Cook some meals ahead of time and place them in the freezer so your first few weeks home with the baby are less stressful.
Lastly, check your work company for paternity benefits. Many companies offer paternity leave. Research how long this time is and the policies around time off for a prenatal visit.
6. Get Vaccinated
Flu season is October to May, and we recommend both you and your pregnant partner get a flu shot. Everybody in the house who is 6 months and older should get the flu vaccine each year.
In addition, everybody who will be in contact with the newborn should also receive a Tdap vaccine at least two weeks prior to delivery.
7. Be aware of your partner’s feelings
During labor and delivery, it is common for your partner to feel overwhelmed in addition to excited and nervous. You can be helpful by distracting her! Watch a movie together, play card games, or making a birthing playlist.
You can also help her relax with massages and allowing her to take plenty of naps during early labor by reminding friends and family members that she needs rest.
After delivery, attention is always toward the new baby but remember who did the hard work! It is not uncommon for new mothers to feel upset, sad, guilty or anxious after delivery for various reasons.
“Postpartum blues” is common in the first couple of weeks, and sometimes an even more severe condition can develop called “postpartum depression.” You may notice that her feelings of sadness, anxiety or guilt worsen over the weeks, or other signs develop such as decreased appetite, withdrawal from friends and family, inability to care for the baby, or trouble concentrating develop.
In these cases, encourage her to seek professional help by contacting her doctor. It is possible that you can develop postpartum depression as well — talk to a healthcare professional if you notice symptoms as well.
8. Is it ok to have sex?
Unless your partner’s doctor has told you otherwise, sex is generally safe during pregnancy as long as your partner is comfortable. You may need to try new positions to help with discomfort as your partner gets further along in pregnancy. Spotting is not uncommon after sex, but you should stop if more brisk bleeding is noted and contact the doctor
After delivery, we recommend 6 weeks before becoming sexually active again to reduce the chance of infection as well as to ensure she has had a discussion with her doctor regarding birth control options.
It is important to know that even if a woman is completely breastfeeding or not having a period, she can still get pregnant. Therefore, it is recommended that she chooses a birth control method prior to having intercourse again. In cases of a vaginal tear that occurred during delivery, some women may need to wait longer to ensure the area has healed completely.

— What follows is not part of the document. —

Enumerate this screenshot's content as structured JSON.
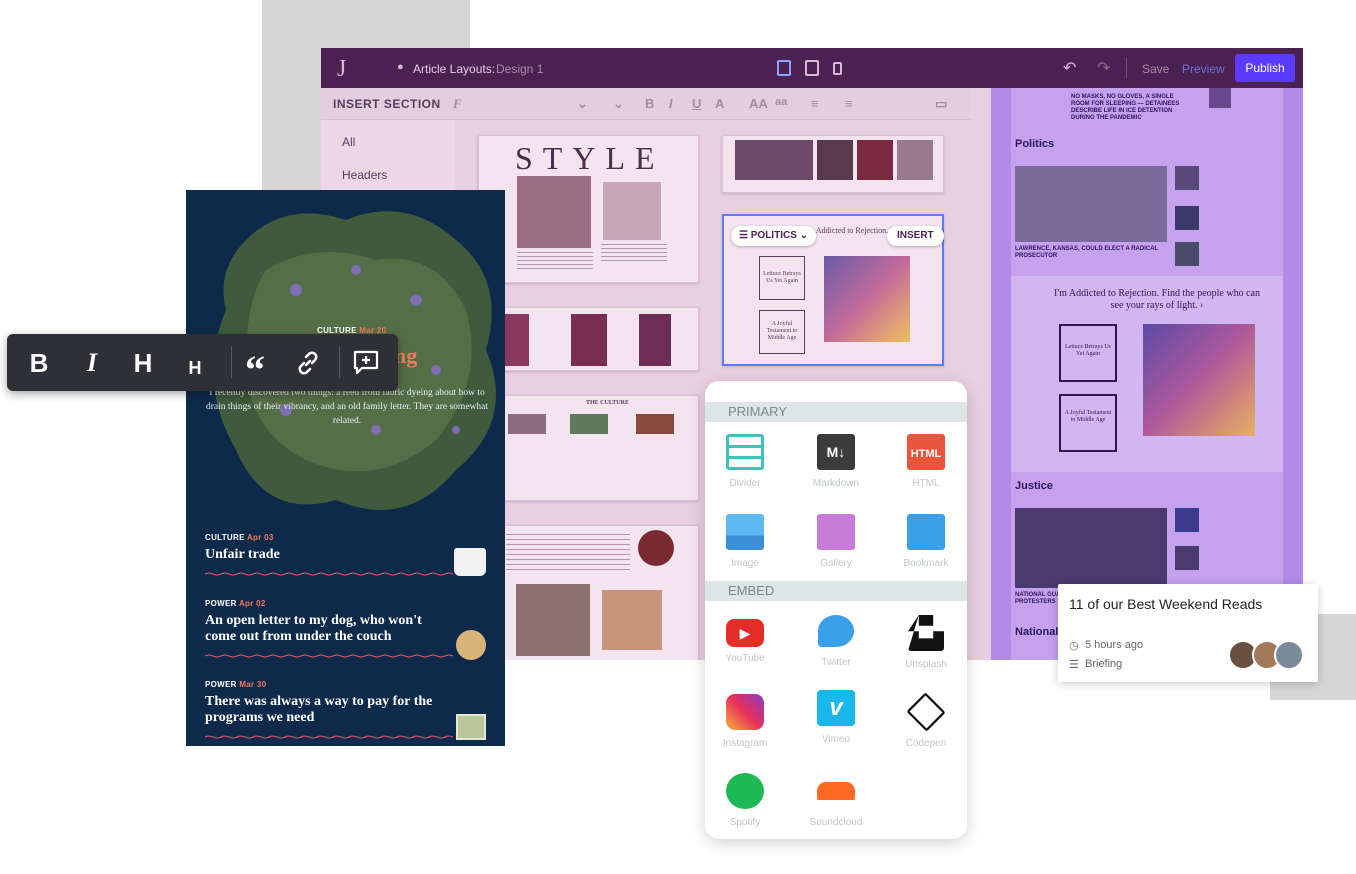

9. Surprise your pregnancy partner with gifts! (Because who doesn’t like to get gifts?)
- Prenatal cradle (a belly band)
- Pair of compression socks
- Comfortable shoes
- Big pillow to help her sleep
- Ear plugs and an eye mask for labor and delivery